Despite its data breach, why are brands still in love with Facebook?

Under fire over its handling of privacy issues, Facebook is looking for ways to appease critics, including brands. And it seems it’s getting success in its effort.

“Advertisers aren’t planning to pull money off Facebook,” says a report by CNBC.

 

ALSO SEE: Battle of the brands: Souq vs dubizzle

 

Citing conversations with seven people involved in the advertising and media industry who work with Facebook, the report said “most advertisers are not planning to reduce their spend.”

The report however said some of these people requested anonymity.

Last week, Mark Zuckerberg sat with a joint Senate committee of more than 40 senators in the first of two congressional hearings.

However, according to another report by wired.com, his grilling by the Senate committee appears to have had minimal impact on its popularity among advertisers.

“There’s still a very positive outlook from the industry overall and the belief that Facebook will continue to be a trustworthy partner,” wired.com said quoting Angela Seits, director of social media and influencer marketing at the advertising agency PMG.

“A couple of my clients have actually shifted more money towards Facebook,” wired.com quoted Shuman Sahu, director of performance media at ad agency Nina Hale as saying.

Despite these, the backlash against Facebook continues causing the social media giants to review how it handles users’ data.

 

READ: Crossing the great wall: Why brand safety and viewability issues refuse to go

 

A couple of days back, the social media giant had launched a Data Abuse Bounty Programme, which will reward anyone who alerts Facebook to situations of apps collecting user information in concert with companies abusing that data.

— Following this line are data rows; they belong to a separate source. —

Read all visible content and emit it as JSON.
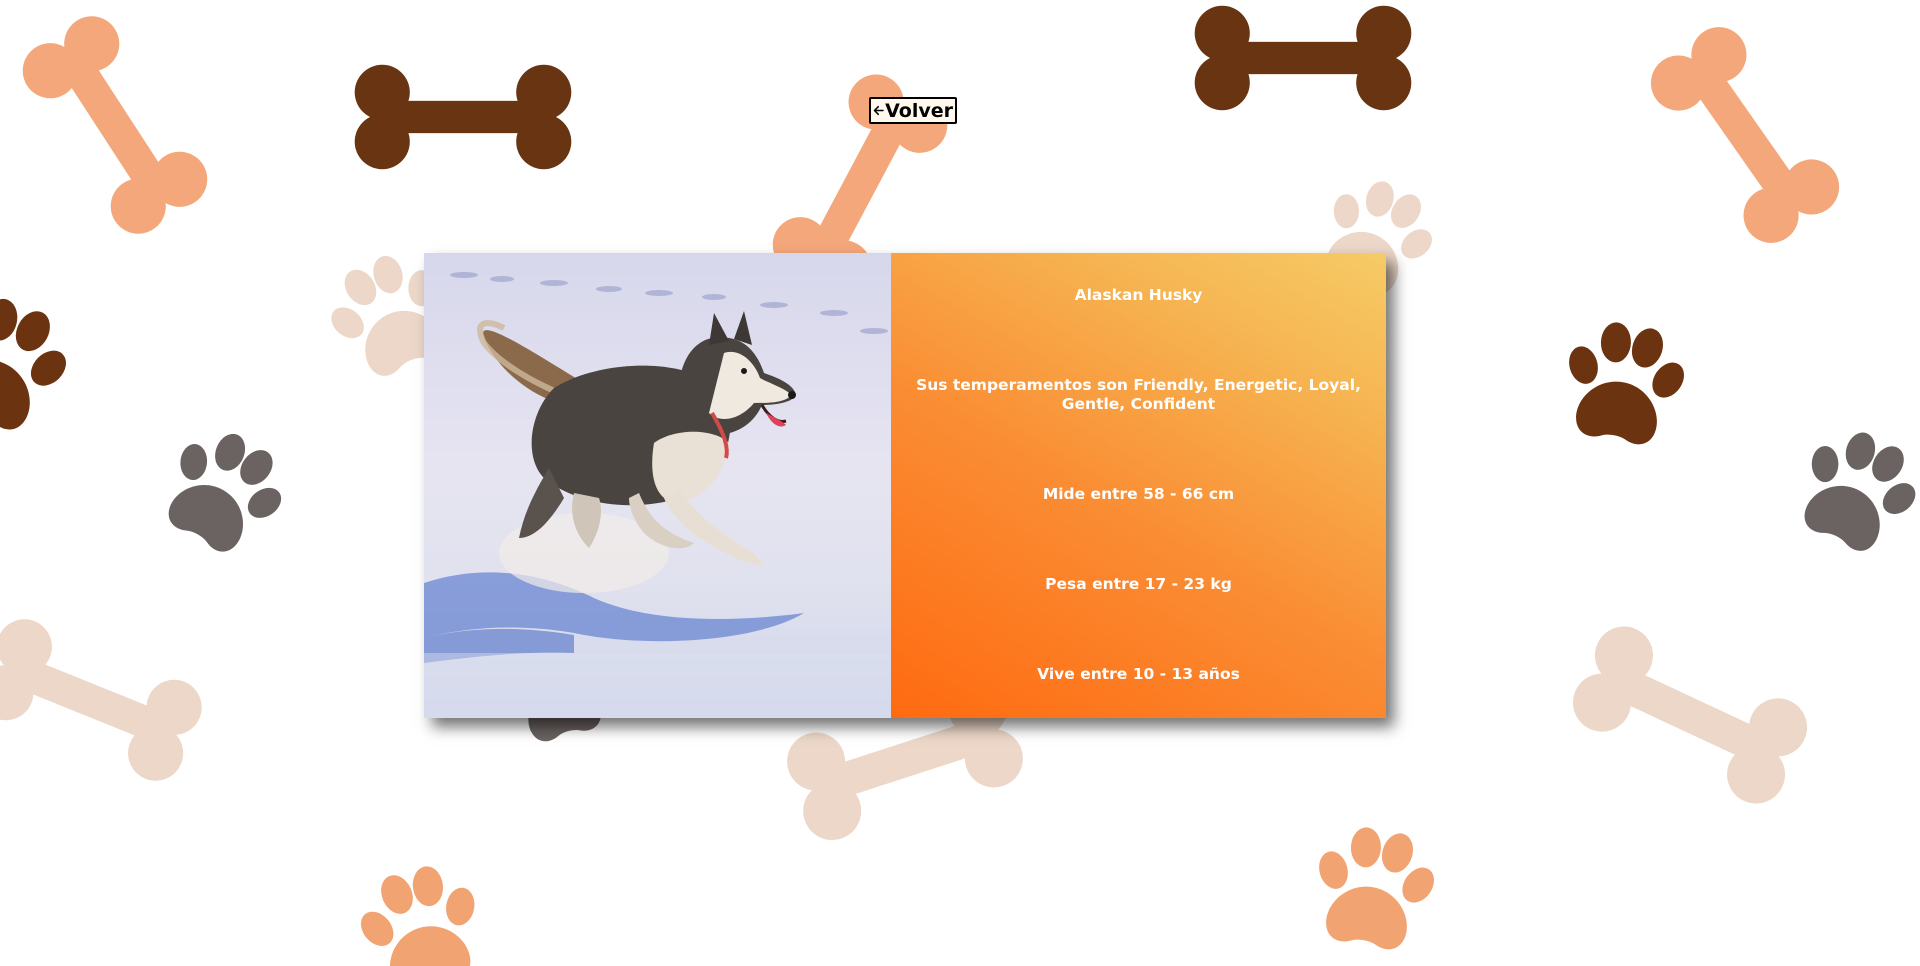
{
  "navigation": {
    "back_label": "Volver",
    "back_icon": "arrow-left-icon"
  },
  "breed": {
    "name": "Alaskan Husky",
    "temperament": "Sus temperamentos son Friendly, Energetic, Loyal, Gentle, Confident",
    "height": "Mide entre 58 - 66 cm",
    "weight": "Pesa entre 17 - 23 kg",
    "life_span": "Vive entre 10 - 13 años",
    "image_subject": "husky-running-in-snow"
  },
  "theme": {
    "page_background": "#ffffff",
    "card_gradient_start": "#ff6a10",
    "card_gradient_end": "#f6cb66",
    "text_color": "#ffffff",
    "bone_dark": "#683412",
    "bone_orange": "#f3a77a",
    "bone_light": "#ecd7c8",
    "paw_gray": "#6a6361",
    "paw_dark": "#6b3310",
    "paw_orange": "#f1a472"
  }
}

“This programme will reward people with first-hand knowledge and proof of cases where a Facebook platform app collects and transfers people’s data to another party to be sold, stolen or used for scams or political influence. Just like the bug bounty program, we will reward based on the impact of each report. While there is no maximum, high impact bug reports have garnered as much as $40,000 for people who bring them to our attention,” says Collin Greene, Head of Product Security, Facebook.

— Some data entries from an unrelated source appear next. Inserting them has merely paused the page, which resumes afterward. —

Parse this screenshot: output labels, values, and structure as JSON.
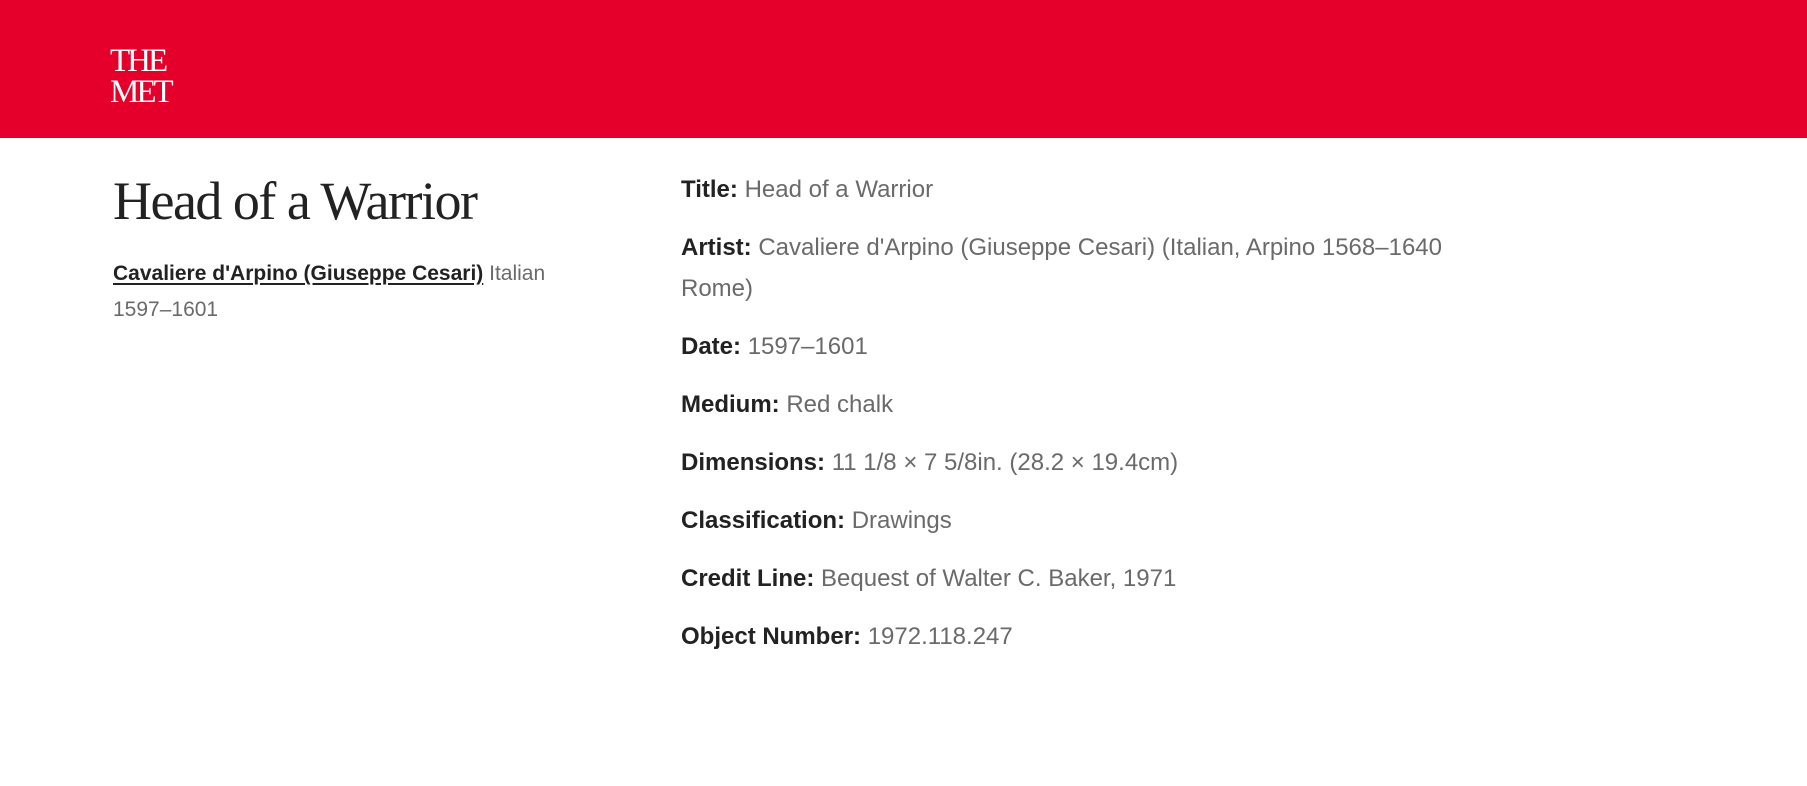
{
  "header": {
    "logo_line1": "THE",
    "logo_line2": "MET",
    "color": "#e4002b"
  },
  "object": {
    "title": "Head of a Warrior",
    "artist_link": "Cavaliere d'Arpino (Giuseppe Cesari)",
    "nationality": "Italian",
    "date": "1597–1601"
  },
  "details": [
    {
      "label": "Title:",
      "value": "Head of a Warrior"
    },
    {
      "label": "Artist:",
      "value": "Cavaliere d'Arpino (Giuseppe Cesari) (Italian, Arpino 1568–1640 Rome)"
    },
    {
      "label": "Date:",
      "value": "1597–1601"
    },
    {
      "label": "Medium:",
      "value": "Red chalk"
    },
    {
      "label": "Dimensions:",
      "value": "11 1/8 × 7 5/8in. (28.2 × 19.4cm)"
    },
    {
      "label": "Classification:",
      "value": "Drawings"
    },
    {
      "label": "Credit Line:",
      "value": "Bequest of Walter C. Baker, 1971"
    },
    {
      "label": "Object Number:",
      "value": "1972.118.247"
    }
  ]
}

“If we confirm data abuse, we will shut down the offending app and take legal action against the company selling or buying the data, if necessary,” he added.

 

READ: Why virtual is real 

 

James Pass, Managing Director, of Dubai-based branding agency JPd, tells GMR, “The Reward program itself is definitely will help Facebook to maintain their brand, allowing “people to help people” (something that is very in line with Facebook brand, connecting people, as was mentioned quite often by FB CEO in the recent hearing (about FB Data being Stolen)). So with this program they keep their brand trustworthy, and turn to people to help each other and keep online community safe.”

“It is reassuring brands to keep on using the platform for business purposes, as opposed to joining the ill-fated #DeleteFacebook campaign. Marketers will continue to see the FB platform as a trustworthy partner, seeing the steps they (FB) are taking with this program,” he adds.

LEAVE A COMMENT